What I remember more than anything from those first two years were the girls at the sister schools. There was one boy school in town. There were at least three girl schools. One was impossibly cool. I'd never seen girls dress with such style and carry themselves with such confidence. The last I'd seen of girls, at the public school, they looked more jarheaded than the boys. The private school girls were intelligent and seemed so worldly. They probably weren't worldly at all. But they were raised, more often than not, by people who weren't quite as afraid of the world as the folks out at the edge of the cornfields. I still can't believe how charismatic these girls were. Their acceptance mattered to me more than anything the boys might think of me. The boys were children, which is why leaving their good graces electively wasn't such a travesty, whatever the inconveniences. Men are still children, I find, and I find, still, I care not very much what they happen to think.
Some of those girls could fix you with a gaze that seemed to read your whole character with the efficiency of computer technology. They told fantastic stories. Nothing they went through seemed to be the slightest bit banal. Everything became interesting when filtered through their sensibilities. They wore other things besides Paris. Giorgio was ubiquitous, certainly, but for some reason, Paris seemed to epitomize their essential qualities. Giorgio was bright but Paris was blinding. Like the bottle, the fragrance seemed jeweled, sharp and angular like a cut diamond. I remember seeing the bottle on girls' dressers on the rare occasions I ended up in their rooms. I remember it looking like something that belonged there. Like you should stay out of its way because it caught the light in a way which made you feel it could lacerate you if you handled it ineptly.

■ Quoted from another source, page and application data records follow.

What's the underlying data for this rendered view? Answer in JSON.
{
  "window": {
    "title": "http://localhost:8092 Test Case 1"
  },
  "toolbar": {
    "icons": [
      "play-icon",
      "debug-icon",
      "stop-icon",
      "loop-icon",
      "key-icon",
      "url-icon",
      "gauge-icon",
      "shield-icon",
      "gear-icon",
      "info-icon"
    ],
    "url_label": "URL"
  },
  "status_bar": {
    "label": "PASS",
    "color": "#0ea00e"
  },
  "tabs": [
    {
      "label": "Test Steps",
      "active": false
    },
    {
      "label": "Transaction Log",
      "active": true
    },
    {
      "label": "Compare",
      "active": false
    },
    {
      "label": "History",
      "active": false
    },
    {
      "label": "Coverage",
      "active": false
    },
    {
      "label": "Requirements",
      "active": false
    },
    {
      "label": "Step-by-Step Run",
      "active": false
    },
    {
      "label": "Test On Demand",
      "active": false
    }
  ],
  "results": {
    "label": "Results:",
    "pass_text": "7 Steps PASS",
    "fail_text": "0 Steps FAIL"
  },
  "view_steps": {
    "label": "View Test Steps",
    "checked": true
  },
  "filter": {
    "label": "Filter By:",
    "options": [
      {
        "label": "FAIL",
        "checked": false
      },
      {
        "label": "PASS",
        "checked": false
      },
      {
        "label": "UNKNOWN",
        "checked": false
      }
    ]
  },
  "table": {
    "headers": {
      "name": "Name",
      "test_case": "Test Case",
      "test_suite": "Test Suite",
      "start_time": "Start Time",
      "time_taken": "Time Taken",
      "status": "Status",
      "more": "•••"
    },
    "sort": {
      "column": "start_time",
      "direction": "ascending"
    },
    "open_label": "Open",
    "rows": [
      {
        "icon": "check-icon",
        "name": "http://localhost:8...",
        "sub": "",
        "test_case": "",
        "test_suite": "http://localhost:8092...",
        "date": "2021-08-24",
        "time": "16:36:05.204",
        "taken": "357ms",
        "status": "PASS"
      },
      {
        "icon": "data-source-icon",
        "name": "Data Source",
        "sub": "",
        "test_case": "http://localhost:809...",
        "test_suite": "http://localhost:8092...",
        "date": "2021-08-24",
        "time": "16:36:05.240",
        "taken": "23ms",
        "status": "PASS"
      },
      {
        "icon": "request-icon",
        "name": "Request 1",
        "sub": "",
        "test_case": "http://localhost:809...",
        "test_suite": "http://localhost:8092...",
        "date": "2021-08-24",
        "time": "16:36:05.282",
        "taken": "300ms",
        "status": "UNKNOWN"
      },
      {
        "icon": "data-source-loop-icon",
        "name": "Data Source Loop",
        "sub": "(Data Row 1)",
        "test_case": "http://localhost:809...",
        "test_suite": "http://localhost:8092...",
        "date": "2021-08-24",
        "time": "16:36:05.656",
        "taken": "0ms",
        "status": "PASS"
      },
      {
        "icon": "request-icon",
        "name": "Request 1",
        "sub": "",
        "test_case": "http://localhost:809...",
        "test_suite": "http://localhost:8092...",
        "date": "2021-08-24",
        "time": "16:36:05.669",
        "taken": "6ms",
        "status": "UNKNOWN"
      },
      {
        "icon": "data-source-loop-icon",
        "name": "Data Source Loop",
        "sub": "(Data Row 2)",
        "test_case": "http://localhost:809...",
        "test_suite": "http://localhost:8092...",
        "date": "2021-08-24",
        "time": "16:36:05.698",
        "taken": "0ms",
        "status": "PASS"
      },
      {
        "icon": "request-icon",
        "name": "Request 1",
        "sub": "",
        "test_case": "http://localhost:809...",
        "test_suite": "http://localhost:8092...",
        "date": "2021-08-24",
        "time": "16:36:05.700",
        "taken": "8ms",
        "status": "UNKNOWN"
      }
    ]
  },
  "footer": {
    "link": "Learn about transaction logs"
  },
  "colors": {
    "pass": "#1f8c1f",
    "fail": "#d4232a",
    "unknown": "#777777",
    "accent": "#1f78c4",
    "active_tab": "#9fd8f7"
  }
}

Paris seemed sophisticated to me, bright and cheery but in a remorseless way. Giorgio could feel sentimental. Poison was a whole different thing, a totally different story. Paris was like broad daylight in the form of a floral bouquet. The sun in your eyes as you leave a building, spring air rushing into you. It made everything feel crystal clear, with a kind supernatural clarity that isn't real life but magnifies or intensifies it. I have horrible memories of my childhood but smells like Paris rescue the good parts and carry them back to me. Who can explain what a smell does? I felt safe and sophisticated--in charge of my feelings--around Paris, which was an emotional landscape I didn't see tons of back then. Paris seemed to embody the fantasy of a self-empowered, happily carefree youth.